And I agree with a lot of the analysis – Cameron would probably have fairer slightly better in a head-to-head, but I think that honestly Cameron would have fairer even better without any debates. He has to argue he’ll make things better despite having had an opportunity to do so for the past five years, whilst Miliband’s giant problem is not looking like a leader. The more chances you give him to be on T.V then more chances he gets to break that perspective. I’m not against this – I am no Tory – but as someone interested in tactics it must suck to go into televised debates knowing that in the last election they drove you into a coalition government. In my view the broadcast kept Cameron at a fairly neutral position; if you thought he was terrible you still did, if you thought he was a statesman you still did. He came across as a politician, including the politician’s tendency to try and weasel out of answers, but Miliband came across as engaging, quite frankly spoken, and passionate.

And yet after looking around online I was surprised to see there were a fair amount of people for whom the conclusion was the inverse. I suppose that in the end we strive to find points that shore up our own bias so I must have been picking up things that supported my preferred end result. Perhaps I was being a tad unfair in my assessment – maybe I was just more resistant to Burley going after the left-wing choice (although I don’t think so – I may need to rewatch) and giving Miliband too much of a pass on his lack of stats.

When it comes to elections though, I’m not really the vote that matters.

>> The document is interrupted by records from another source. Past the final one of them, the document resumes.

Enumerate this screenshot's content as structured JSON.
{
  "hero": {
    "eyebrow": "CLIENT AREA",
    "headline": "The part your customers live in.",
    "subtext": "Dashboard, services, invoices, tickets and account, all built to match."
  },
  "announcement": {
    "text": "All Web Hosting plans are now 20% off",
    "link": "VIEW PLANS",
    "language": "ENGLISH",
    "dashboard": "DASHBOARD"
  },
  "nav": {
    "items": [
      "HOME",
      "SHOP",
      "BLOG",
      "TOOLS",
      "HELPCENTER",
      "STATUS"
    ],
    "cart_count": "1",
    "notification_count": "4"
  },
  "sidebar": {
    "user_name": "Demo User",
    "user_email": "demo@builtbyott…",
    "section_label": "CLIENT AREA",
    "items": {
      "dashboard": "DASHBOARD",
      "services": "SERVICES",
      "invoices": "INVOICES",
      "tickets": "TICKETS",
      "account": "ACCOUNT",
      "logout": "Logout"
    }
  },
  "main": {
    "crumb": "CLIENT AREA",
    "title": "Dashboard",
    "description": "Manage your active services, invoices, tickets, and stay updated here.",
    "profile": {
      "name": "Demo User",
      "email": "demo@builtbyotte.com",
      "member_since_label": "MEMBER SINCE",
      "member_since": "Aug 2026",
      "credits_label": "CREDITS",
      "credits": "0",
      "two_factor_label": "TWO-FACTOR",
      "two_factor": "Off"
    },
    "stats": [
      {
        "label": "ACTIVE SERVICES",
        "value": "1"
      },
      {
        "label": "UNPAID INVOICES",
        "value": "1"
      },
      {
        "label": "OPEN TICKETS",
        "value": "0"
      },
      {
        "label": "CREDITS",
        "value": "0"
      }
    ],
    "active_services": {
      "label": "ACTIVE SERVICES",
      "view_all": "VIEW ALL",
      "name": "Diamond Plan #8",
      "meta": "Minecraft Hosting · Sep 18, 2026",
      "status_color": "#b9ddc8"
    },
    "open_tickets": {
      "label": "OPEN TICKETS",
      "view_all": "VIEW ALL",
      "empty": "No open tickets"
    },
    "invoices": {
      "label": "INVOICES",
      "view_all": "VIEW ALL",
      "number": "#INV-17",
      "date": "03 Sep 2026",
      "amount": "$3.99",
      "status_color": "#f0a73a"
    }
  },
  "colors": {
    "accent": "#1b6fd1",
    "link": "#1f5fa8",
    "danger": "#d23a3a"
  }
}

Sure I do vote, but at the end of the day I am one of those people that will tend to vote for defined side of the political spectrum. I’m not going to vote right-wing and likely never will. I’m not part of that swath of uncommitted middle ground voters who could tip either way. So long as I am mobilised to go to the polls the main parties likely won’t waste their time courting me. That’s why I enjoy watching these debates – I get a good sense of what politician’s think the middle ground cares about, and then I get to pretend that I could be better (I totally could).

As it stands we’re looking at another coalition being formed in the days after May 7th. Hopefully the upcoming debates will tilt it to the side that I would prefer, and will shore up a more rational approach to hot button topics such as immigration which are increasingly becoming hysterical. Still, we’ve got a few more weeks to go before then.